The Blas Festival is going online
This year’s Blas Festival, which will take place online for the first time, will celebrate Scotland’s musical talent with a host of new song and music commissions.
Aimed at demonstrating the wealth of composers and musicians across the country, it also showcases people, life and stories from Scotland’s extensive coastline.
The Blas Festival, which began with small-scale events at three venues in Strontian, Clashmore and Strathpeffer in 2004, celebrates Highland music, Gaelic language and culture.
The festival, organised by Gaelic arts organisation Fèisean nan Gàidheal, in partnership with The Highland Council, has commissioned many new works over the years.
This year, several commissions have been awarded to Scottish musicians in a bid to bring newly composed and arranged Gaelic music and song to the forefront, as well as providing much-needed financial support to musicians at this time.
Due to the impact of the global Covid-19 pandemic, this year’s festival will largely be held online with a series of pre-recorded and live performances, workshops, lectures and other musical events.
An important aspect of Blas Festival has always been the involvement of young musicians and this year will be no different. A new musical work for young musicians from across Scotland has been commissioned and awarded to multi-instrumentalist, singer, composer and producer, Mike Vass.
In celebration of Scotland’s Year of Coasts and Waters, Mike, who is the current traditional artist in residence at the University of Edinburgh, based at the School of Scottish Studies, will lead an ensemble of young musicians on an imagined voyage from Skye to Mull, Iona and Islay, with each island represented by a piece of music or song transcribed from the School of Scottish Studies Archives in a piece of music called Air falbh ann am bàta/Off in a boat.
About 30-40 young musicians, who will come from local Fèisean across Scotland, will be involved and will be encouraged to listen to the original recordings in Tobar an Dualchais/Kist O’Riches, to inspire their own performance whilst providing them with an insight into the wealth of traditional material in the archives.
This commission, which is worth £3k, will be pre-recorded remotely and the performance will open this year’s Blas Festival on Friday, November 20 .
Brand new Gaelic song will also be a focus at this year’s festival.
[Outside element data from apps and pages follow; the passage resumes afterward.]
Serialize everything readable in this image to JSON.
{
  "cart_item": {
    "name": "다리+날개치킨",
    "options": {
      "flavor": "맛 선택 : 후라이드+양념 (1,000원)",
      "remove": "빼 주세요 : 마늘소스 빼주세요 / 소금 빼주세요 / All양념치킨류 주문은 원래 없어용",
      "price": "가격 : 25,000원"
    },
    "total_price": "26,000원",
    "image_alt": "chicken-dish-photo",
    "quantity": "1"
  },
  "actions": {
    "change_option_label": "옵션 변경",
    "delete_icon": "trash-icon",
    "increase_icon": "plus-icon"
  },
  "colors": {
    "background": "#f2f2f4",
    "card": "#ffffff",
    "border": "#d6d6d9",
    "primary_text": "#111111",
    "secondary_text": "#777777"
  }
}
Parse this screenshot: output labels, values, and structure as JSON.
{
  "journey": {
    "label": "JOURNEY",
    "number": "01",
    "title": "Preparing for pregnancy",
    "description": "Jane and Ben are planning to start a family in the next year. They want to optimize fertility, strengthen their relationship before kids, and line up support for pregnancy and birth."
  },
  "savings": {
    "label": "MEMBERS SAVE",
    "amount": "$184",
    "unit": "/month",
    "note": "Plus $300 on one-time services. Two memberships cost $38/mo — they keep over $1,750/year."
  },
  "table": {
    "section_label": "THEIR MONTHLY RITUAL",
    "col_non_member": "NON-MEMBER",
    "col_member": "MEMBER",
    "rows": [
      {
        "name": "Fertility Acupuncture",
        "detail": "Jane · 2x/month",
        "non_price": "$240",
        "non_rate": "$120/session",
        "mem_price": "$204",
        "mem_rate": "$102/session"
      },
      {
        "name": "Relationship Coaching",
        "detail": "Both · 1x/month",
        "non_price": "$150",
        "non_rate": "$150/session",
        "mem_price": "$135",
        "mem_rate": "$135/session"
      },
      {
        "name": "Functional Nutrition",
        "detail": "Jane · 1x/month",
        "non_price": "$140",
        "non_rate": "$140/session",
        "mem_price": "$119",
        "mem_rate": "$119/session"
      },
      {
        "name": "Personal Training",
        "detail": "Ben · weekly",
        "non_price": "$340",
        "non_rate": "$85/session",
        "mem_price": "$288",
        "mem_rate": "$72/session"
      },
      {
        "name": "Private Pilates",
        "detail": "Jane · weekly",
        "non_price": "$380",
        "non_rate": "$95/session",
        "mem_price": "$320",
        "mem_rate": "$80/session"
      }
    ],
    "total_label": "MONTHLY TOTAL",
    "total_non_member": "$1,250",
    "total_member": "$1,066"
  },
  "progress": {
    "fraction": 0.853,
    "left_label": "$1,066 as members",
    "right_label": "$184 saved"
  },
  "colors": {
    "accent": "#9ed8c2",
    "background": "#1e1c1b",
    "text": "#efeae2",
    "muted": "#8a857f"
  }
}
Fèisean nan Gàidheal has awarded Gaelic singer and songwriter, Rachel Walker, the Fuaran Coasts and Waters commission to write a Gaelic song in celebration of 2020’s Scottish Government themed year.
Rachel, who has released three solo albums and often appears as a guest artist with well-known band Skipinnish, will perform her song, which will explore the importance and beauty of the coasts and waters from the north to the south of Scotland, as part of a St Andrew’s Night concert on November 30, the festival’s finale.
Her Coasts and Waters song will be added to the Fuaran Year of Coasts and Waters website, a year-long project by Fèisean nan Gàidheal, and supported by the Scottish Government.
Rachel commented: “I’m absolutely delighted to have been awarded this commission to write a Gaelic song celebrating the year of Scotland’s Coasts and Waters for the Blas Festival 2020.
“My idea for the song was to take a journey through Scotland, exploring the seas, shores, rivers and waterways, the myths and legends hidden beneath the waves and the links to people and their livelihoods. The challenge has been to fit that all into a song without having 100 verses, but I’m really pleased with how it’s progressing and I’m looking forward to the opportunity to let people hear it as part of the festival.”
Due to the high standard of entries to the original commission call, three other songwriters have also been awarded a £500 commission, resulting in three additional Coasts and Waters themed Gaelic songs.
Songwriters Mary Ann Kennedy, James Hind and Niall O’Gallagher will have their songs performed alongside Rachel’s at the festival next month.
Arthur Cormack of Fèisean nan Gàidheal added: “The Blas Festival has commissioned many Highland artists over the past 15 years to produce new work, some of which has had a life through performances at other festivals and events following its premiere at Blas. We are very happy to work with several musicians in this challenging year by commissioning a range of pieces to be showcased at the festival and even more delighted to be able to bring Blas to an online audience ending on St Andrew’s Night.”
This year’s Blas Festival, which takes place from November 20 to 30, will feature a series of specially-curated livestreamed concerts from venues across the Highlands.
Information on this year’s event is available at www.blas.scot